October 20, 2009, 2:29 am
Some of the best software available is open source, but non-proprietary software has enemies as well as friends. Not surprisingly, then there‚Äôs been plenty of fog on Capitol Hill about free and open source software (FOSS) for a decade now.
In the beginning, most big software companies were a‚Äôgin it, and any government agency CIO allowing a useful bit of FOSS to find a home on the servers she supervised was not likely to advertise that fact. Eventually, some major vendors (like IBM) began including FOSS programs in the systems they were promoting to government customers. But that only made things worse, because other vendors (like Microsoft) went actively on the offensive, initially comparing the theory and appeal of FOSS to that of communism.

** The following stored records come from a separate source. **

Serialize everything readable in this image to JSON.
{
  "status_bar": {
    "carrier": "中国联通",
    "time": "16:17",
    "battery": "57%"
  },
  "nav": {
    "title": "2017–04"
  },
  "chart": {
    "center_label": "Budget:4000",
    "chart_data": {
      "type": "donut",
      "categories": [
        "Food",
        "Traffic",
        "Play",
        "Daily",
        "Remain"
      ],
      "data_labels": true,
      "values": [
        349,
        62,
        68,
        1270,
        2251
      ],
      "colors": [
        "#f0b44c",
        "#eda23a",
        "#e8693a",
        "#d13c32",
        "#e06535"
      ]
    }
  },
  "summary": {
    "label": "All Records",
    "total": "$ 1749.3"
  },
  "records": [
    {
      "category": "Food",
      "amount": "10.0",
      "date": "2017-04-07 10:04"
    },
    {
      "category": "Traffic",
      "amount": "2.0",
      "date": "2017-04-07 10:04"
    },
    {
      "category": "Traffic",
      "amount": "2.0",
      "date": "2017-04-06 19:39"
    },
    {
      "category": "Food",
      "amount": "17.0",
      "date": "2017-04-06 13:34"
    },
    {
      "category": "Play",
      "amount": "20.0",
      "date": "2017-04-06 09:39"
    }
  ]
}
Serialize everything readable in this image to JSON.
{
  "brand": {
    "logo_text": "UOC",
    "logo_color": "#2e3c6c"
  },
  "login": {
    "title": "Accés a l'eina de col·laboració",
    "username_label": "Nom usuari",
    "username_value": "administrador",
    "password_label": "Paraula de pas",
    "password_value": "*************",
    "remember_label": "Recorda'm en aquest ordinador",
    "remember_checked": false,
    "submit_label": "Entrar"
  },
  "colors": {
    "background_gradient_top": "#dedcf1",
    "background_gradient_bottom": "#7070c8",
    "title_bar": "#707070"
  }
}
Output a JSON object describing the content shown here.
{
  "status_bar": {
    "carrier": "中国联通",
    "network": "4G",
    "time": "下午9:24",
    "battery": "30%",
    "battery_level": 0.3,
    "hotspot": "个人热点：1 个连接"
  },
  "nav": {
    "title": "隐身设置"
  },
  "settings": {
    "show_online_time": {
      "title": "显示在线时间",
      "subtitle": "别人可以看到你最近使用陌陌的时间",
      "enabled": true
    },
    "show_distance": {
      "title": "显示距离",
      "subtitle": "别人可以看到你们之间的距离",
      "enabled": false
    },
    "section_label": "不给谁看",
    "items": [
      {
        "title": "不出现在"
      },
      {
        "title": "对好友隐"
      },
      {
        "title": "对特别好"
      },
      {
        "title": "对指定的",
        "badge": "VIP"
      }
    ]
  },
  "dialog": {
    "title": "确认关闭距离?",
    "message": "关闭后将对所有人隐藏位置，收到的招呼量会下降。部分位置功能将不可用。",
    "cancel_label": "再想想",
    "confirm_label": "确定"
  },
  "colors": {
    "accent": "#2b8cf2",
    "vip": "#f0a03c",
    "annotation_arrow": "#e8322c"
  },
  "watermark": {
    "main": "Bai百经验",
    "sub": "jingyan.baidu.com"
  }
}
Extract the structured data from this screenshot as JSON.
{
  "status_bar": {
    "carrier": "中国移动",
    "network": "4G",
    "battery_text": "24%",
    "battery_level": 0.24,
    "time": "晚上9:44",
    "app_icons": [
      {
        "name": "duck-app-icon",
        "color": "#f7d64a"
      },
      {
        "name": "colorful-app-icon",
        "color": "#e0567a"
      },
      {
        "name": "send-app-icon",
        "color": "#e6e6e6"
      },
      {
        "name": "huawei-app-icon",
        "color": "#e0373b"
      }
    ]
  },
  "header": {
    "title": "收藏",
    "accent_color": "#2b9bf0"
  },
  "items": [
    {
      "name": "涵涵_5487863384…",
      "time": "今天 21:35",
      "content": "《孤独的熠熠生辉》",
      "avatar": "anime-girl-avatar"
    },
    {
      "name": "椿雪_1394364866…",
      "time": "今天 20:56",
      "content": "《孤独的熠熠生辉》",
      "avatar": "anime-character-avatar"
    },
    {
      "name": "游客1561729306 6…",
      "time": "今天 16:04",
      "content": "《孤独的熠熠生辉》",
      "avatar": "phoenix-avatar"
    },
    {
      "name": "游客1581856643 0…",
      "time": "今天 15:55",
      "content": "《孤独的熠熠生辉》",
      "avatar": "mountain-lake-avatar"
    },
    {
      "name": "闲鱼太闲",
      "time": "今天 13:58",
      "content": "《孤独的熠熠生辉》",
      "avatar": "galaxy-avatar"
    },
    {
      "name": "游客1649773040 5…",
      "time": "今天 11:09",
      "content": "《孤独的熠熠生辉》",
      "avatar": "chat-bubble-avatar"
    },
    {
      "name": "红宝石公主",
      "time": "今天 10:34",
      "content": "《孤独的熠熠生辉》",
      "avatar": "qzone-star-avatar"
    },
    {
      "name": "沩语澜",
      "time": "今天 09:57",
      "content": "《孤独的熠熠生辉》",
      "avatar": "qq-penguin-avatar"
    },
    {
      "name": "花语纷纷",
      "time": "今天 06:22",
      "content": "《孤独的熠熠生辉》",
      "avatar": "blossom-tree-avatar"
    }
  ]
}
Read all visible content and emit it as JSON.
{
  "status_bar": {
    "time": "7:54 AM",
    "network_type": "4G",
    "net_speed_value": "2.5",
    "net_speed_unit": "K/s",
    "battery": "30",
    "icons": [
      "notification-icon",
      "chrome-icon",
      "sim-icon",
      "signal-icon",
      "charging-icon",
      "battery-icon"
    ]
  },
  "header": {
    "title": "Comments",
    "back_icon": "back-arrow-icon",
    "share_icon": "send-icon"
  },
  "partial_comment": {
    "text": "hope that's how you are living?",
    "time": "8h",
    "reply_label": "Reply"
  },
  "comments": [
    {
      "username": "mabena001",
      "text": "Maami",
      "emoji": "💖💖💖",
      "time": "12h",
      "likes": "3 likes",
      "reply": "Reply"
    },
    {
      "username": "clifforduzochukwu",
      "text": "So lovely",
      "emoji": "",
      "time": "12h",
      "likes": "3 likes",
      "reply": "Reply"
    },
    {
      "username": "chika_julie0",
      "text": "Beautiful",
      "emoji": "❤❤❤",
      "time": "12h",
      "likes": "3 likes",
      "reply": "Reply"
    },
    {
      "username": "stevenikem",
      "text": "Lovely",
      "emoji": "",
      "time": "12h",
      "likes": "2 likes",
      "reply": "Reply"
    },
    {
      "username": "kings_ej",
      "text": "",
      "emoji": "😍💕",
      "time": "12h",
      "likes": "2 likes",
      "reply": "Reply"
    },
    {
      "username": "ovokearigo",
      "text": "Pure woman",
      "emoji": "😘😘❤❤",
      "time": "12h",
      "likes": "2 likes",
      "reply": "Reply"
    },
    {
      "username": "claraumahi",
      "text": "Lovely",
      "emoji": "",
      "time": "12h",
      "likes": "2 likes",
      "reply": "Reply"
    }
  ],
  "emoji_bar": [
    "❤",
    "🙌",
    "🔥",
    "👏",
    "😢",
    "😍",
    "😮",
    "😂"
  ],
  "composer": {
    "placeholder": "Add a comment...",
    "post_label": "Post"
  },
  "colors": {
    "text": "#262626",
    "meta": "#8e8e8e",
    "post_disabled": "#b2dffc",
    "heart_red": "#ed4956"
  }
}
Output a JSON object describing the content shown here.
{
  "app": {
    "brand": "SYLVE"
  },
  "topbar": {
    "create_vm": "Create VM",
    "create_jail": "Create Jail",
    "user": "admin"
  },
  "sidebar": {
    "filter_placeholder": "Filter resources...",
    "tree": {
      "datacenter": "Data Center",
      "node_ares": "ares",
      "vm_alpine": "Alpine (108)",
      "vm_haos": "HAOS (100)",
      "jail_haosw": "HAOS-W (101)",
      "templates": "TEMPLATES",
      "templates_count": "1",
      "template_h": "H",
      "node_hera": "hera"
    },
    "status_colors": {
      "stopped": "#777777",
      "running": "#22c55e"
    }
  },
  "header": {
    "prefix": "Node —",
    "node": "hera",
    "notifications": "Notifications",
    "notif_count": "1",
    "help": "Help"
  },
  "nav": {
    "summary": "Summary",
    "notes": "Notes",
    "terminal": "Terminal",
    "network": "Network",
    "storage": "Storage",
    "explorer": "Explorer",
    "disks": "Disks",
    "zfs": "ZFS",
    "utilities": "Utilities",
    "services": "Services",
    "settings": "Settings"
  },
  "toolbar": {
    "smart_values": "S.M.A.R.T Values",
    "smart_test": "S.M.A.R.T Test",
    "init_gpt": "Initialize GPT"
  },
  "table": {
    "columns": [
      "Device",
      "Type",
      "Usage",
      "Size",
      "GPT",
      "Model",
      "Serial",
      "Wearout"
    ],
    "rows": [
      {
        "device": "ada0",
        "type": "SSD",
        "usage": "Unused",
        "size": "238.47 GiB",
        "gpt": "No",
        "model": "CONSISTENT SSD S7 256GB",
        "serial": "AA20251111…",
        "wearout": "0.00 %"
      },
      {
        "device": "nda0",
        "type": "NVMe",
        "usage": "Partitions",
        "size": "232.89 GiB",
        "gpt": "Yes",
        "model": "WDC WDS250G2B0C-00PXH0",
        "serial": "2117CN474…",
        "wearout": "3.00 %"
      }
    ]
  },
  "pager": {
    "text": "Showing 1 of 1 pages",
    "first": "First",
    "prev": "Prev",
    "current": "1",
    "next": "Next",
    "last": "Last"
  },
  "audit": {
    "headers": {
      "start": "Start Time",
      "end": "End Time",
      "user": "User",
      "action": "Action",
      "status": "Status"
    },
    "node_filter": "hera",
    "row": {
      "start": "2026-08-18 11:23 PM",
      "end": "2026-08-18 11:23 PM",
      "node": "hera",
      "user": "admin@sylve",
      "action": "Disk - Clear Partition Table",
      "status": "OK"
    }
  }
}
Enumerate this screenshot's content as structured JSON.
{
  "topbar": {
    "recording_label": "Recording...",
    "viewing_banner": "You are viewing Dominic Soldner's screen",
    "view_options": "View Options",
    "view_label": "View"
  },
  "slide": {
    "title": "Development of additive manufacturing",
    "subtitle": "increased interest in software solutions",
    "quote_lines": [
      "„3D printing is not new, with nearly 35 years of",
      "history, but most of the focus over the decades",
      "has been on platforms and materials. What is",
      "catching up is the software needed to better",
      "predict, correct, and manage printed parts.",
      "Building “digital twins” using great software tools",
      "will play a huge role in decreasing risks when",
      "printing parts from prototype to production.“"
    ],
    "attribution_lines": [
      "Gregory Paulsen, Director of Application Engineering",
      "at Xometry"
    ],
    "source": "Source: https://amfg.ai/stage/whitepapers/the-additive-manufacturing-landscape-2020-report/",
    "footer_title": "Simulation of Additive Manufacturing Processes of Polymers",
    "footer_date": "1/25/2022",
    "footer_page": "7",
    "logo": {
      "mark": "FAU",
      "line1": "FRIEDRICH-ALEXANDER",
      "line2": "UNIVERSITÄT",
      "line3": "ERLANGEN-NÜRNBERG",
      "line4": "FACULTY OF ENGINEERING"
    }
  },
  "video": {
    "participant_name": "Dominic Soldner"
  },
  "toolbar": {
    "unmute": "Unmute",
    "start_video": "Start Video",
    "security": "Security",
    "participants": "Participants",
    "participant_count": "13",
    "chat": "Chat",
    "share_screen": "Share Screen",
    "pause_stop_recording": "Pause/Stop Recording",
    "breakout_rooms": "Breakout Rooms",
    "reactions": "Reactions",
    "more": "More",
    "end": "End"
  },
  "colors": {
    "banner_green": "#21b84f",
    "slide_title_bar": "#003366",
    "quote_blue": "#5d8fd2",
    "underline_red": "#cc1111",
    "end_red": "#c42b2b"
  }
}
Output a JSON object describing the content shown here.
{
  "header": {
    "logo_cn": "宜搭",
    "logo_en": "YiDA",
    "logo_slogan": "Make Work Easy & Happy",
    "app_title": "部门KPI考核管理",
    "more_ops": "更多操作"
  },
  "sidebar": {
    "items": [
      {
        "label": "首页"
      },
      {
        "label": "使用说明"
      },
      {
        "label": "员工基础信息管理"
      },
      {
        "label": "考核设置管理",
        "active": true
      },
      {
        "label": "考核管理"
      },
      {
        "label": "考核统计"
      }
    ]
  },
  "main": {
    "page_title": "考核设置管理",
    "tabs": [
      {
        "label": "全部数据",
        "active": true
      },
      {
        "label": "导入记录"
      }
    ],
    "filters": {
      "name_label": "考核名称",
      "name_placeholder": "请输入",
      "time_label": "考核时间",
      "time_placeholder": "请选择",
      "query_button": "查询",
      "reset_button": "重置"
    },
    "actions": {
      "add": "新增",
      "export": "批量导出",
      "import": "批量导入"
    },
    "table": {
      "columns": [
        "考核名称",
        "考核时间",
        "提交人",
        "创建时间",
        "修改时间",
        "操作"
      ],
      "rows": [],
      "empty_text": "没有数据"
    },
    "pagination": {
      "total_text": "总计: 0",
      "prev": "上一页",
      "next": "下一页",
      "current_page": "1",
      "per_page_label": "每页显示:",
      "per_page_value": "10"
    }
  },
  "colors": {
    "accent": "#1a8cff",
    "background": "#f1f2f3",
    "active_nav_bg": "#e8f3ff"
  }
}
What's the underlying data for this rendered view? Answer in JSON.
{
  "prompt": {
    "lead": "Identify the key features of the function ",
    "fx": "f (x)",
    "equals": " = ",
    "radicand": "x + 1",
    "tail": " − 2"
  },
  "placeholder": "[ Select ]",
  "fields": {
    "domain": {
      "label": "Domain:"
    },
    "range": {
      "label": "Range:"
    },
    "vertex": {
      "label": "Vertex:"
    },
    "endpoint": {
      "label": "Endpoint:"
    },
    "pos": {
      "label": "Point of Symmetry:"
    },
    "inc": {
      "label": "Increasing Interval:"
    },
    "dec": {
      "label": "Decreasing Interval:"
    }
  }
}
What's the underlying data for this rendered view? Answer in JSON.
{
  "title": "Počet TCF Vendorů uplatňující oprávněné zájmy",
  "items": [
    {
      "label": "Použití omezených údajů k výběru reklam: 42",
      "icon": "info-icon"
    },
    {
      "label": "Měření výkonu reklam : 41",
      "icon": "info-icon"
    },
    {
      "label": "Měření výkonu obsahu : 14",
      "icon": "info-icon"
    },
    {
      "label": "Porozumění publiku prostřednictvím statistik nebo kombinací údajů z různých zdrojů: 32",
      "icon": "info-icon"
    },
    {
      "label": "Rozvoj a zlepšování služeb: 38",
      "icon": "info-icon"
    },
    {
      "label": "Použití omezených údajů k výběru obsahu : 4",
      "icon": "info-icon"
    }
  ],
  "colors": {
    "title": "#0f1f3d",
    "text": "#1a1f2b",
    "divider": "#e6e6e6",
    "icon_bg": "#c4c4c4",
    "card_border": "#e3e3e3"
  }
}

With hordes of lobbyists deployed on the ground in Washington and in state capitals throughout the nation, it was soon a brave, and perhaps foolhardy, public IT manager who would dare to take a public stand in defense of FOSS.
It‚Äôs time for the Obama Administration to publicly state that it whole heartedly supports FOSS procurement by the federal agencies. Not in preference to proprietary software, but on an equal basis. Only by doing so can it ensure that when it comes to getting the best deal for the American public, the best software will win.